This being human is a guest house
Every morning a new arrival
A joy, a meanness,
Some momentary awareness comes as an unexpected visitor.
Welcome and entertain them all
Even if they are a crowd of sorrows.…
Still treat each guest honorably
They may be clearing you out
For some new delight.
The dark thought, the shame, the malice,
Meet them at the door laughing and invite them in.
Be grateful for whoever comes
Because each has been sent as a guide from beyond.8
How amazingly like life Rumi’s poem seems; remember, our karmas are not going to wait for us until we become holy or can always respond with balance, but if we understand that we have the tools– our meditation – simran and bhajan – to endure our karmas with grace and equanimity, then perhaps we can also begin to realize that we are totally dependent on the Beloved and learn to turn to him in everything and develop gratitude all that comes our way: the good, the bad, the ugly, because it brings us one step closer to Him. We can surrender and relax; everything is from him. He’s got us.

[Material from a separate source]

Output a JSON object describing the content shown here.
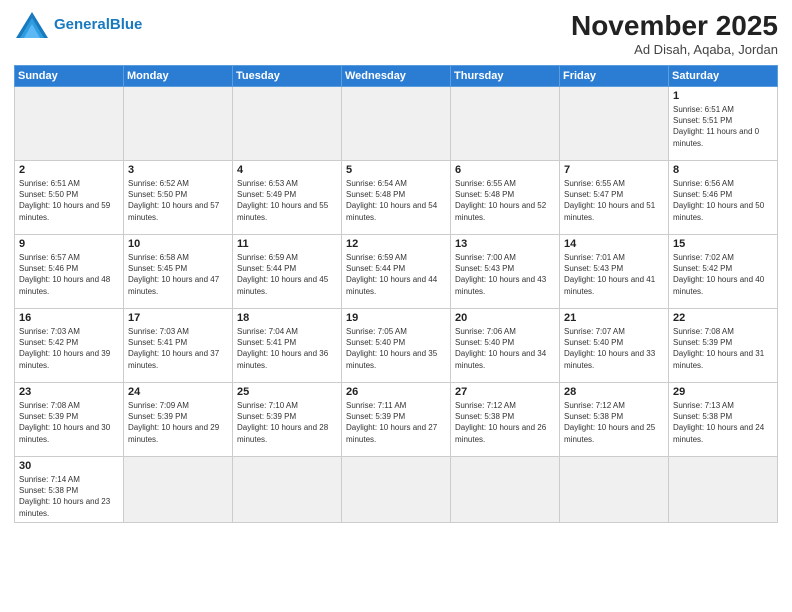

Our meditation is our mainstay. Without it, we are lost. While we may not have a sense of where we are going, or not going in our meditation, it does not matter. A true lover doesn’t figure the odds and live with the illusion that if I give two-and-one half hours, I will be holy and attain my goal. We no longer need to run from street to street knocking on strangers’ doors to make sure this is the right path. Our meditation, whether we see or hear anything for 50 years, will awaken us, often imperceptibly, to the truth of this path, but we must listen to the quietness within ourselves that only happens when we sit and repeat the names. We are so conditioned that we have forgotten that time is only a mental construct. Fifty years does not matter as long as we are doing our meditation, two years doesn’t matter as long as we are doing our meditation.
Angela of Foligno, in the Book of Divine Consolation, says, p. 25
When a soul feels the presence of God more deeply than is customary, then it knows with certainty that He is within.9
Meditation opens us inwardly and with each and every round of Simran we are attuning ourselves to the Beloved “that one thing”. Eventually we can learn to live where the inner and outer world meet, and the soul becomes the driver within us. Because of our meditation we may become more conscious of a “somewhere else” and devote ourselves to the awakening of our soul. Our focus shifts. We stop seeing the world through our ego and we come to know Him reflected in all of his Creation. Our painful days of separation are over and become a distant memory. Everything becomes a mirror of him, and we will never again forget that One thing, our beloved, that we came here to remember.
Amanda Gorman, Junior poet laureate wrote:
There is always light, if only we’re brave enough to see it.
If only we’re brave enough to be it.10
- http//awakening-together.org/June-26-1026 daily quote, accessed November 2022.
- Coleman Barks, The Soul of Rumi, p.150
- Masnavi, Book I, “The Song of the Reed”, p.13
- Maharaj Sawn Singh, My Submission, p. 97
- ee cummings, Complete Poems (1904-1962), Poem 38
- Many Voices One Song, p.112
- Quoted in Llewellyn Vaughan-Lee, Love is a Fire, p.143
- Rumi, The Essential Rumi, p.109
- Angela of Foligno, in The Book of Divine Consolation, p.25
- Amanda Gorman, “The Hill We Climb” Inaugauration Speech, Jan 22, 2021.